What is needed
I'd like every line from the material below that has "Roda" in it.

☆ ☆ ☆ ☆

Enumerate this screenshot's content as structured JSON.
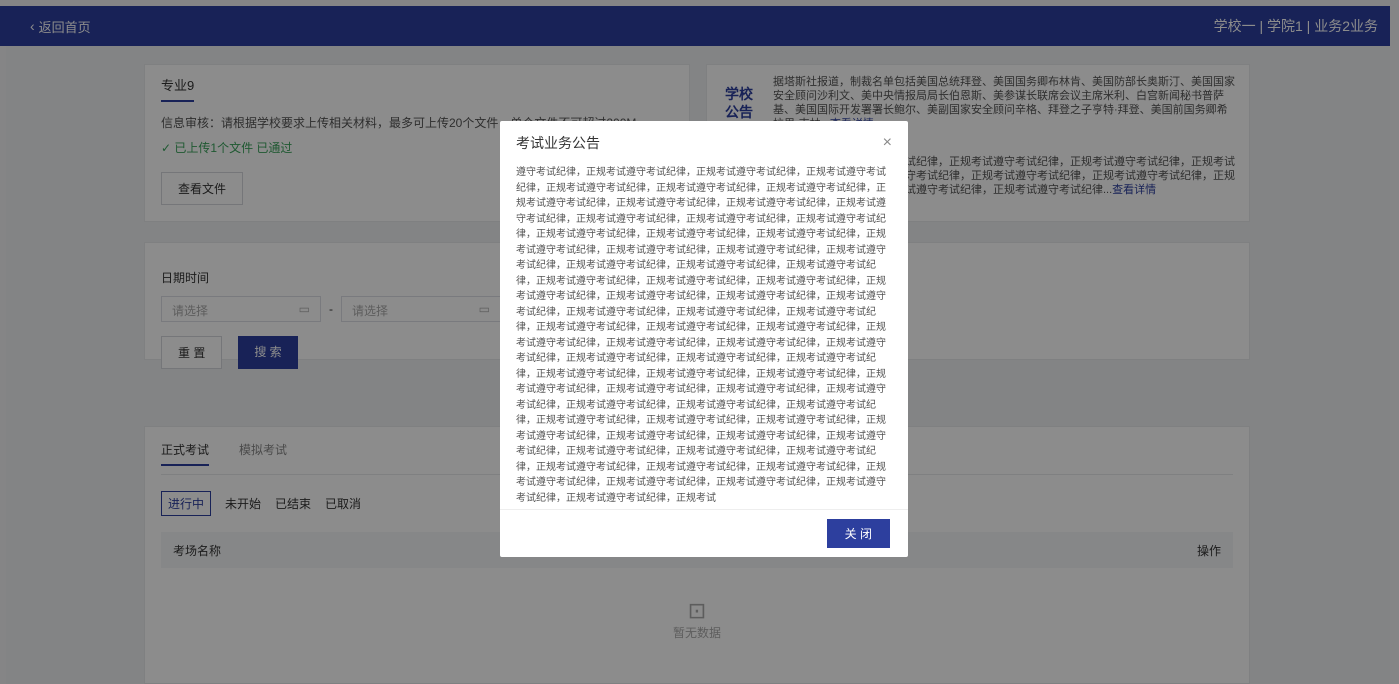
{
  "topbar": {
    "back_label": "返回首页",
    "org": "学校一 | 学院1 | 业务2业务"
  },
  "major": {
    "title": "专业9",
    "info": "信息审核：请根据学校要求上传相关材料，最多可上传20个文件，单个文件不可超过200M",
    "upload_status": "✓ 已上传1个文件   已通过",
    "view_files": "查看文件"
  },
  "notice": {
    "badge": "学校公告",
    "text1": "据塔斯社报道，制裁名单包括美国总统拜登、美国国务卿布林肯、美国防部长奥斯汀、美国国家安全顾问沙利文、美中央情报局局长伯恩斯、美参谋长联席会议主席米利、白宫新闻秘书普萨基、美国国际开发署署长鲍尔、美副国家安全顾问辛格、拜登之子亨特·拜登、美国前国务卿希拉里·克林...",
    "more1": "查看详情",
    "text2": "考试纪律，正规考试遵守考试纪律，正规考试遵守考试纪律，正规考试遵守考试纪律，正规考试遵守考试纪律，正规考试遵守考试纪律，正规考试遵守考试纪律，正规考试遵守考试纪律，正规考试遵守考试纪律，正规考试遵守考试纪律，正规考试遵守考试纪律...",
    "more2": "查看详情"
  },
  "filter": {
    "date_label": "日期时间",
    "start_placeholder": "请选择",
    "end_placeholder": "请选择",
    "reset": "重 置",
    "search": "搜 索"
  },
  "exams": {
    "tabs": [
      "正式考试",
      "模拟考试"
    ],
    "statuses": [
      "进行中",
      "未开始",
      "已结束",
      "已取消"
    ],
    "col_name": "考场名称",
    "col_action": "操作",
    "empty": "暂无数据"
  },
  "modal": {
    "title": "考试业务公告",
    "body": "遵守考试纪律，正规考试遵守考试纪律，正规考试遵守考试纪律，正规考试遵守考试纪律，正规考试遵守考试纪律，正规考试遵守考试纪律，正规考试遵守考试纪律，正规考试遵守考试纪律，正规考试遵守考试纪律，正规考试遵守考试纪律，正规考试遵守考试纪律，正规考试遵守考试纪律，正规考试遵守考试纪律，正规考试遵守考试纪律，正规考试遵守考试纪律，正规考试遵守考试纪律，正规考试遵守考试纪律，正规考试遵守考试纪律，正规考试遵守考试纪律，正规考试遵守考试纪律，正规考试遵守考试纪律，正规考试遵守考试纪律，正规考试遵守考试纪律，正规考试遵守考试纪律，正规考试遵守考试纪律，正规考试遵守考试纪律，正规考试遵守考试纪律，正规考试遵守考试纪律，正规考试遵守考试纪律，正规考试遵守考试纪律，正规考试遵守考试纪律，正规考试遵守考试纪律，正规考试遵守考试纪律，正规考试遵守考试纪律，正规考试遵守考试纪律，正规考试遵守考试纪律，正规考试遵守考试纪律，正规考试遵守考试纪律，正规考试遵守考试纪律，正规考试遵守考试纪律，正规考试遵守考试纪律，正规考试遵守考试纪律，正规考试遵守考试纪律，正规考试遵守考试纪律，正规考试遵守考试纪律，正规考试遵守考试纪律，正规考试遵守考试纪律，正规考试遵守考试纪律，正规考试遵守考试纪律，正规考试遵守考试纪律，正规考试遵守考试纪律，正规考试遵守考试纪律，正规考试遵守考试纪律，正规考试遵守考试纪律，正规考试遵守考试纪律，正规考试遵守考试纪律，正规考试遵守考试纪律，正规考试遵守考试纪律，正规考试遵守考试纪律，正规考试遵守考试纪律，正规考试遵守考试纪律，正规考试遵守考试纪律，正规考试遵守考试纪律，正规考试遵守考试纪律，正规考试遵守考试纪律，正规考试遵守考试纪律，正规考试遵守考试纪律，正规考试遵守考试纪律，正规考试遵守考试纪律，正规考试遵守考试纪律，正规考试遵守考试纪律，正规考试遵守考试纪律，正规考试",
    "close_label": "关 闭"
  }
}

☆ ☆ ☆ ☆

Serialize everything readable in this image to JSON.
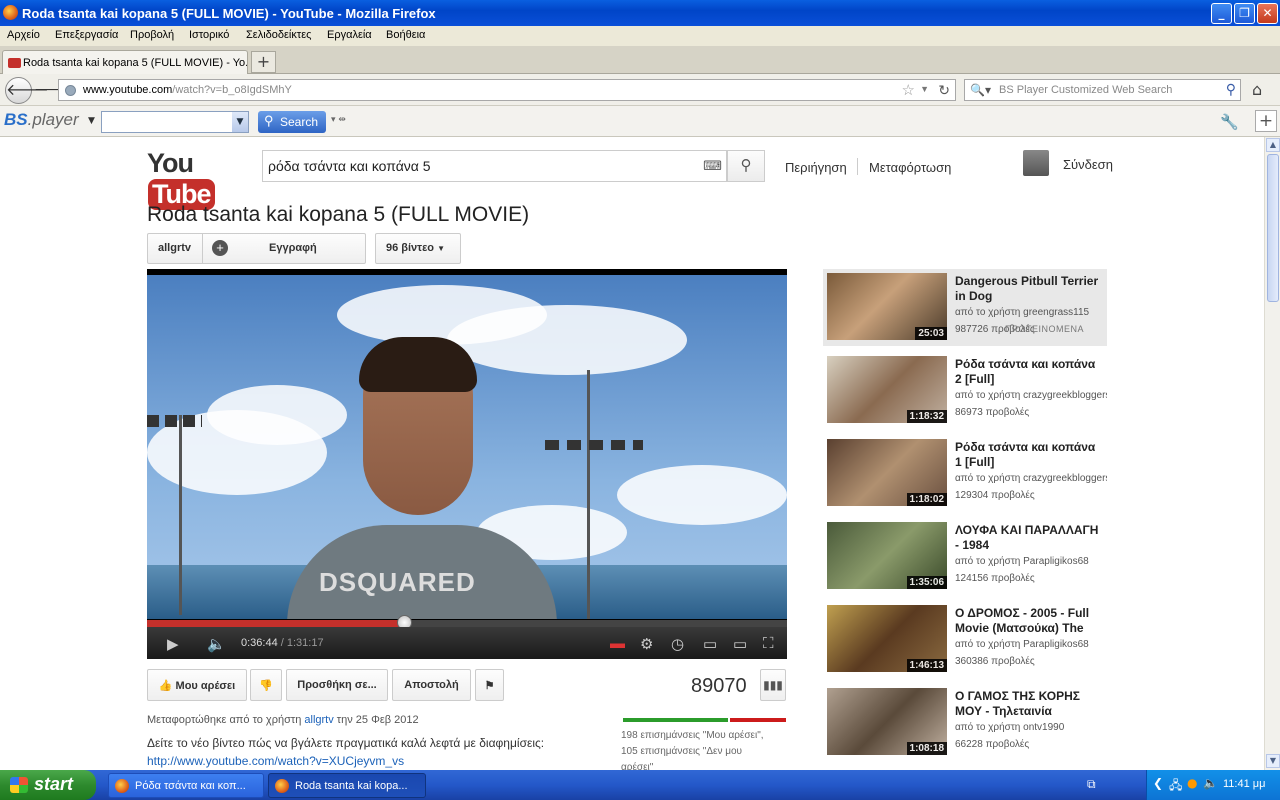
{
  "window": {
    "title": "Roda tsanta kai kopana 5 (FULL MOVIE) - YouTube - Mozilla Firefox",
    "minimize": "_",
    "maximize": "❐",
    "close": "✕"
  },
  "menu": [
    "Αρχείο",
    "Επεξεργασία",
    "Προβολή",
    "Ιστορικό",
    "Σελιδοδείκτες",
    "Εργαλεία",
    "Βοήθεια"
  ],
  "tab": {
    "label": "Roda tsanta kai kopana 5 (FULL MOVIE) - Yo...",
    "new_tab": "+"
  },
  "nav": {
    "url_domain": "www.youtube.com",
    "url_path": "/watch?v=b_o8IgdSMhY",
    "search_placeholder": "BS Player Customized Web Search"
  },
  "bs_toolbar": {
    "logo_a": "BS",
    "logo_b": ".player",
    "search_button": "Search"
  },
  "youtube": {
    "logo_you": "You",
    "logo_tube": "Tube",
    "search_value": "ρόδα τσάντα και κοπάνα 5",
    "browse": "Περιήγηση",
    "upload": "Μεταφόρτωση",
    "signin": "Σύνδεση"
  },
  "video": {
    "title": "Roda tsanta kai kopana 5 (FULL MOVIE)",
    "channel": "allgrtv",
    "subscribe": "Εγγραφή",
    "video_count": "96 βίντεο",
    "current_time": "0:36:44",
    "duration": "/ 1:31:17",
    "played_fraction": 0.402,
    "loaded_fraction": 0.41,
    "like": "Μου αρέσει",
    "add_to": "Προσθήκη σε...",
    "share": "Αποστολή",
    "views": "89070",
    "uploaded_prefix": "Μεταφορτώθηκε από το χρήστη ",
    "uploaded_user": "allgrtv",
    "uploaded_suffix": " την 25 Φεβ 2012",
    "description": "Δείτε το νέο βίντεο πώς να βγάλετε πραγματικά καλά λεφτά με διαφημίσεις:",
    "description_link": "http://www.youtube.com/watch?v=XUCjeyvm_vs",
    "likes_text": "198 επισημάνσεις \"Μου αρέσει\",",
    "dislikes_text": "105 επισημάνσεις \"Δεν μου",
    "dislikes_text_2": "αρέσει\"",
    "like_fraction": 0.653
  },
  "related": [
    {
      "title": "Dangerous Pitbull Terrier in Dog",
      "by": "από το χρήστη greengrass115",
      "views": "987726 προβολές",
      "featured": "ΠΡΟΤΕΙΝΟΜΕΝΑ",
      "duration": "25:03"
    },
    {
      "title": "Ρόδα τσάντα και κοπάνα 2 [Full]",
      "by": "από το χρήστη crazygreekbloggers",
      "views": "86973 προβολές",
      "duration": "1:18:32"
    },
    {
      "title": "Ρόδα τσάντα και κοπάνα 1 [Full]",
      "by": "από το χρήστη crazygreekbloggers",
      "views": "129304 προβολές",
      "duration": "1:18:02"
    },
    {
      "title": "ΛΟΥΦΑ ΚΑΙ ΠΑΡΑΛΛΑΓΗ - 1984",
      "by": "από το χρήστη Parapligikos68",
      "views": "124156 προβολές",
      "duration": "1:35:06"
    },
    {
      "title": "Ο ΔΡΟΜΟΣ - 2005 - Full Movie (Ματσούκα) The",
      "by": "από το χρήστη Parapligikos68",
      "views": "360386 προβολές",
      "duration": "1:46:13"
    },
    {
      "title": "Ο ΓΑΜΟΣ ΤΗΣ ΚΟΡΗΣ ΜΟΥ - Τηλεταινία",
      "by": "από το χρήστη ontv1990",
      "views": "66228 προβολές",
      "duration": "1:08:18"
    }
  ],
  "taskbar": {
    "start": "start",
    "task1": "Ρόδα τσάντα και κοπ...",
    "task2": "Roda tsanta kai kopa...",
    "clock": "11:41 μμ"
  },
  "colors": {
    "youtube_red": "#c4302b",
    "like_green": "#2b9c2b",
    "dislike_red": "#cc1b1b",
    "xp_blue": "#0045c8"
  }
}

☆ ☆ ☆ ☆

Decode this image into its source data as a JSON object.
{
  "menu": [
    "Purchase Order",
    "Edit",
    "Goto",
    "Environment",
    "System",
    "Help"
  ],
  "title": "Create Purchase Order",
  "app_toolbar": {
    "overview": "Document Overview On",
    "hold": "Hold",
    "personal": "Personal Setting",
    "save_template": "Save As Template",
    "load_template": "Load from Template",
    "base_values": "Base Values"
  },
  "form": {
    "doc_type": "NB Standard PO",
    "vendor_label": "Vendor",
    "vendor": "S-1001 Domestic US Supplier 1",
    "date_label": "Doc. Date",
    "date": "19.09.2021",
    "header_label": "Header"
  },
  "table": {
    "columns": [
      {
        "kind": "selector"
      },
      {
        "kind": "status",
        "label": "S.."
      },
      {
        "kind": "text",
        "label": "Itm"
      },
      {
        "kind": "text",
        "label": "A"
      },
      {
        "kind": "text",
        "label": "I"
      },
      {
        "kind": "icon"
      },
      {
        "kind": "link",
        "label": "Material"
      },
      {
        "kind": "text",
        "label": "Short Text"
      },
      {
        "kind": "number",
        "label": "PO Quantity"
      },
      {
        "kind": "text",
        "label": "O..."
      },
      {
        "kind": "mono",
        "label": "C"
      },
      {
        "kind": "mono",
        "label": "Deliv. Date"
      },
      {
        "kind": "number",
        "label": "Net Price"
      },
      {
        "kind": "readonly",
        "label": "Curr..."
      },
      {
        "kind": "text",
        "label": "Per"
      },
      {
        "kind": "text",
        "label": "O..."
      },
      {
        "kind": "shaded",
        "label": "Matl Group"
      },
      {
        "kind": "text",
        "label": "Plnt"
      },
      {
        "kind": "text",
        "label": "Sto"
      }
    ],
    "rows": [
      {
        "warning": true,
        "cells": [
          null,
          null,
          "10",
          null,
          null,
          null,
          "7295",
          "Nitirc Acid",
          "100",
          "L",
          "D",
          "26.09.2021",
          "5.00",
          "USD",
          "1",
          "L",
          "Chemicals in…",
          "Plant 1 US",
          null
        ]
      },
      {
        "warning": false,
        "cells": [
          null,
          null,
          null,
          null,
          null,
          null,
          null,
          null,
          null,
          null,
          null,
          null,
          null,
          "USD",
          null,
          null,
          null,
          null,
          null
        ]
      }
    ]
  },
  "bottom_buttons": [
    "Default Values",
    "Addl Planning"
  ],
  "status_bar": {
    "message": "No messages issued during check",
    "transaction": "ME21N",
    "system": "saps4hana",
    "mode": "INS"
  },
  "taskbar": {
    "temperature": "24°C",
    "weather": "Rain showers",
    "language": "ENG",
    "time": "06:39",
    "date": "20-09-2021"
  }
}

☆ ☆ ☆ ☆

Solution to the exercise
    "title": "Roda tsanta kai kopana 5 (FULL MOVIE) - YouTube - Mozilla Firefox",
    "label": "Roda tsanta kai kopana 5 (FULL MOVIE) - Yo...",
    "title": "Roda tsanta kai kopana 5 (FULL MOVIE)",
    "task2": "Roda tsanta kai kopa...",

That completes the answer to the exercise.